Funky Monkey was next, monkey bars that rotated in your hands. I fell after the 3rd bar and only Jeff made it all the way across. Twinkle Toes was after that. This was a balance beam that wasn’t secured so it wobbled in the middle. To add to the fun, it was covered in mud from everyone’s shoes. I’ve got good balance so moved quickly across it and was the only teammate to make it without falling!
A really high jump into really deep water was next. I climbed the ladder and waited my turn. The guy in front of me did a fancy flip off the board. For some reason, I froze up. I’m not afraid of water or heights but I just was really hesitant to go. I look over and Josh is next to me and he says “Go together?” so we jumped. The water was so deep that I seemed to plunge down forever and took a long time to break the surface. But I did (lost my headband). The lifeguard asked if I needed help but I didn’t so I just swam to the end and climbed the cargo net out. Woo-hoo!
Last but not least was Electroshock Therapy. It was a run about 15 feet long with hay bales every few feet.
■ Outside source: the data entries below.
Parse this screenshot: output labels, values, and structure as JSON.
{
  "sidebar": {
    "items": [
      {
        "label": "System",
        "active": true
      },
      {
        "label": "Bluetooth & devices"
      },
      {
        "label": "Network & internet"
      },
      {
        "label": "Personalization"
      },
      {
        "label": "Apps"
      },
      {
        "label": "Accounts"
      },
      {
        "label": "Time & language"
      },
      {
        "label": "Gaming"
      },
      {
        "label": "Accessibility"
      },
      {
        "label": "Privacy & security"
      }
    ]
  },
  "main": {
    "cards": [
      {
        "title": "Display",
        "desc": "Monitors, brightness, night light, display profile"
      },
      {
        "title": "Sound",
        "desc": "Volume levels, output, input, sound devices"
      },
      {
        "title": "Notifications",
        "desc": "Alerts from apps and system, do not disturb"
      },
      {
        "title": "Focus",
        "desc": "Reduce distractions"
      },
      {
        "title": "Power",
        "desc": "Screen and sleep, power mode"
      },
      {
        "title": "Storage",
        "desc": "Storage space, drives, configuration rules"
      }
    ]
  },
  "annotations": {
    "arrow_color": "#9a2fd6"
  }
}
Wires, some of them live with 10K volts, were hanging down. I know this is the last one so I run through first (too fast for my dad to get a picture). Again, being little paid off as the wires were spaced about 18” apart and I’m only 12” wide! I make it through without a problem. Several of my teammates were shocked but we all were cheering at the end. Then we turn a corner and there’s the finish line! We charge across it as a team and are crowned with our bright orange sweat bands. Sweet!! Before this day, I thought it was pretty lame to get a sweat band instead of a medal for this event. But afterwards, a medal didn’t seem right for it. But an obnoxious orange terry cloth band? Yes, that’s the right bling. We also got our finishers shirts and some XXEquis beer.
So…that’s my RR. It took us just under 4 hours to complete the 11.5 miles. A 20:52 pace. LOL. I’m scraped up and bruised, my shoulders are sore. But I’d do it again in a second. If you’re considering doing it, you should. It’s intense but so fun. They had a Medivac helicopter doing circles in the sky and I saw it land twice to get people out. An ATV passed me on a trail to get someone and another passed me with a guy holding his ankle. Another team lost a member to a broken arm when she fell off the Berlin Wall. So injuries do happen so I wouldn’t do this race if you’re training for a goal marathon! Do it with a team though, an individual cannot do it by themselves. They would have to get help from other teams (which is freely given, BTW). I had a blast and am proud to be a Tough Mudder.